Dataset records:
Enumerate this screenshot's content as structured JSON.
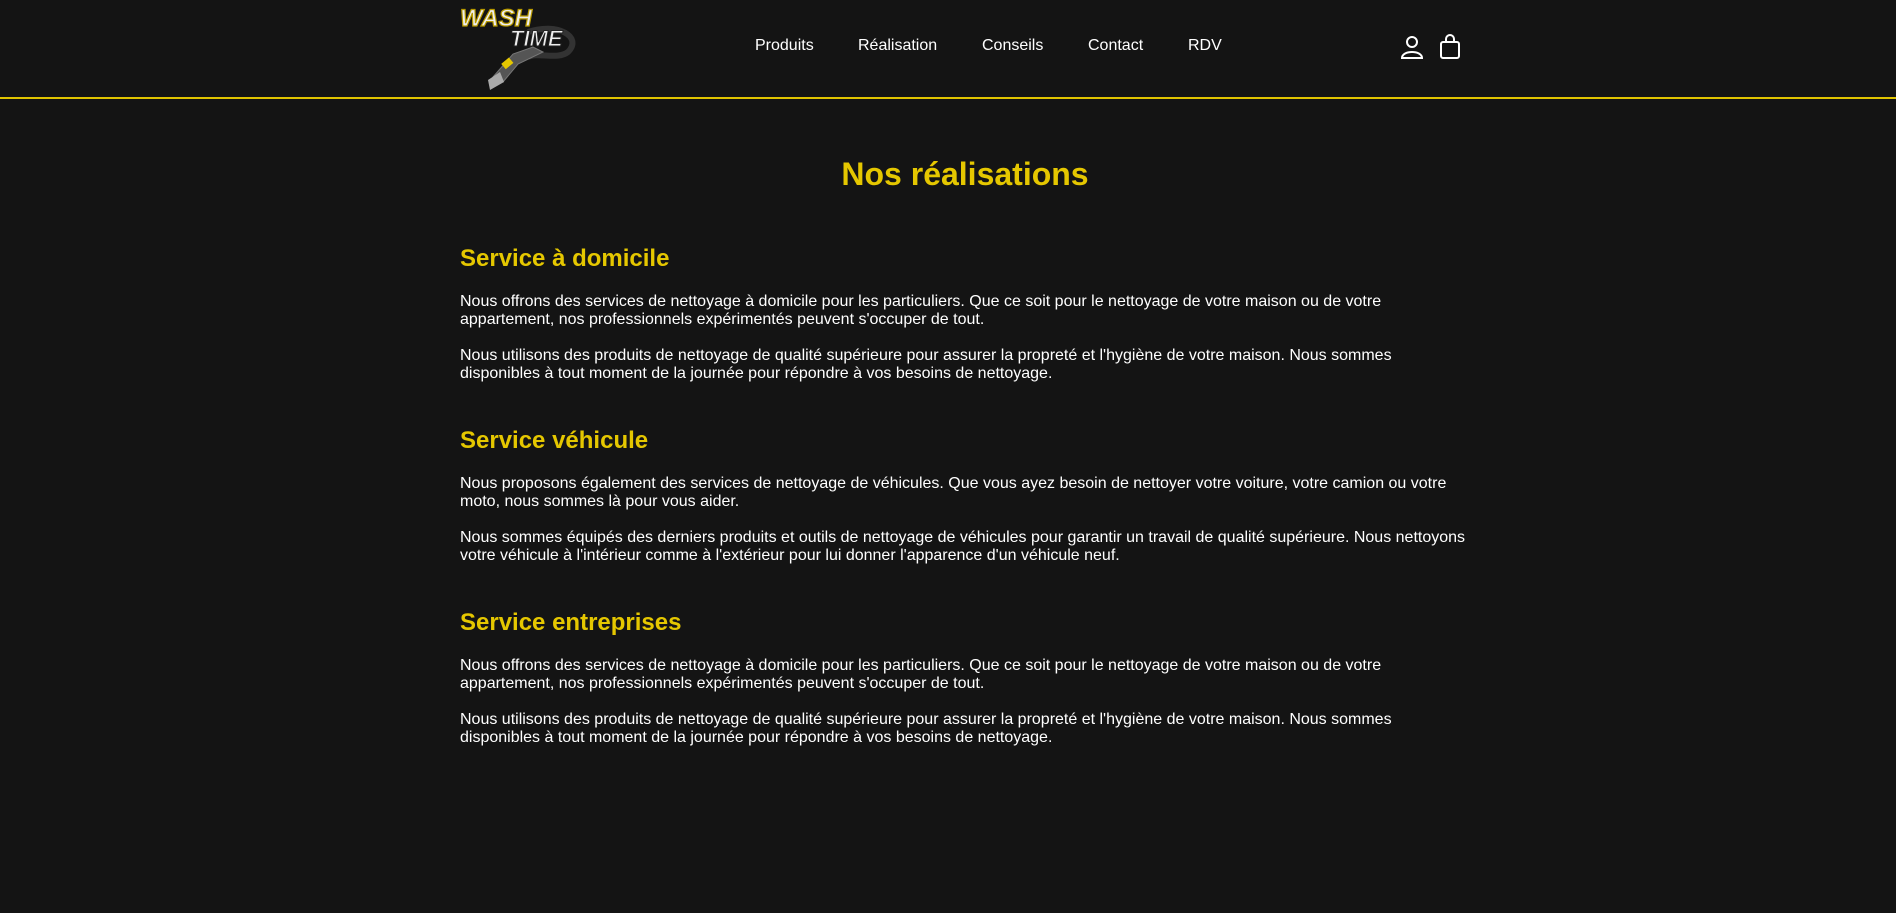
{
  "header": {
    "logo_text": "WASH TIME",
    "nav": [
      "Produits",
      "Réalisation",
      "Conseils",
      "Contact",
      "RDV"
    ],
    "icons": [
      "user-icon",
      "shopping-bag-icon"
    ]
  },
  "main": {
    "title": "Nos réalisations",
    "sections": [
      {
        "title": "Service à domicile",
        "paragraphs": [
          "Nous offrons des services de nettoyage à domicile pour les particuliers. Que ce soit pour le nettoyage de votre maison ou de votre appartement, nos professionnels expérimentés peuvent s'occuper de tout.",
          "Nous utilisons des produits de nettoyage de qualité supérieure pour assurer la propreté et l'hygiène de votre maison. Nous sommes disponibles à tout moment de la journée pour répondre à vos besoins de nettoyage."
        ]
      },
      {
        "title": "Service véhicule",
        "paragraphs": [
          "Nous proposons également des services de nettoyage de véhicules. Que vous ayez besoin de nettoyer votre voiture, votre camion ou votre moto, nous sommes là pour vous aider.",
          "Nous sommes équipés des derniers produits et outils de nettoyage de véhicules pour garantir un travail de qualité supérieure. Nous nettoyons votre véhicule à l'intérieur comme à l'extérieur pour lui donner l'apparence d'un véhicule neuf."
        ]
      },
      {
        "title": "Service entreprises",
        "paragraphs": [
          "Nous offrons des services de nettoyage à domicile pour les particuliers. Que ce soit pour le nettoyage de votre maison ou de votre appartement, nos professionnels expérimentés peuvent s'occuper de tout.",
          "Nous utilisons des produits de nettoyage de qualité supérieure pour assurer la propreté et l'hygiène de votre maison. Nous sommes disponibles à tout moment de la journée pour répondre à vos besoins de nettoyage."
        ]
      }
    ]
  },
  "colors": {
    "background": "#141414",
    "accent": "#e5c700",
    "text": "#ffffff"
  }
}
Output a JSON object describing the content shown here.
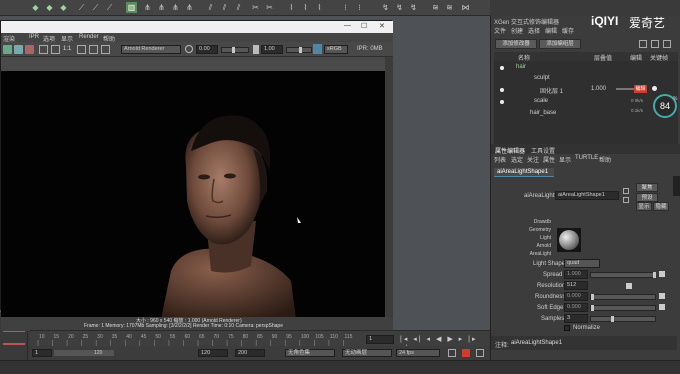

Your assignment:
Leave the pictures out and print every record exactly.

Answer below:
Enumerate this screenshot's content as structured JSON.
{
  "header": {
    "logo_text": "WASH TIME",
    "nav": [
      "Produits",
      "Réalisation",
      "Conseils",
      "Contact",
      "RDV"
    ],
    "icons": [
      "user-icon",
      "shopping-bag-icon"
    ]
  },
  "main": {
    "title": "Nos réalisations",
    "sections": [
      {
        "title": "Service à domicile",
        "paragraphs": [
          "Nous offrons des services de nettoyage à domicile pour les particuliers. Que ce soit pour le nettoyage de votre maison ou de votre appartement, nos professionnels expérimentés peuvent s'occuper de tout.",
          "Nous utilisons des produits de nettoyage de qualité supérieure pour assurer la propreté et l'hygiène de votre maison. Nous sommes disponibles à tout moment de la journée pour répondre à vos besoins de nettoyage."
        ]
      },
      {
        "title": "Service véhicule",
        "paragraphs": [
          "Nous proposons également des services de nettoyage de véhicules. Que vous ayez besoin de nettoyer votre voiture, votre camion ou votre moto, nous sommes là pour vous aider.",
          "Nous sommes équipés des derniers produits et outils de nettoyage de véhicules pour garantir un travail de qualité supérieure. Nous nettoyons votre véhicule à l'intérieur comme à l'extérieur pour lui donner l'apparence d'un véhicule neuf."
        ]
      },
      {
        "title": "Service entreprises",
        "paragraphs": [
          "Nous offrons des services de nettoyage à domicile pour les particuliers. Que ce soit pour le nettoyage de votre maison ou de votre appartement, nos professionnels expérimentés peuvent s'occuper de tout.",
          "Nous utilisons des produits de nettoyage de qualité supérieure pour assurer la propreté et l'hygiène de votre maison. Nous sommes disponibles à tout moment de la journée pour répondre à vos besoins de nettoyage."
        ]
      }
    ]
  },
  "colors": {
    "background": "#141414",
    "accent": "#e5c700",
    "text": "#ffffff"
  }
}
Output a JSON object describing the content shown here.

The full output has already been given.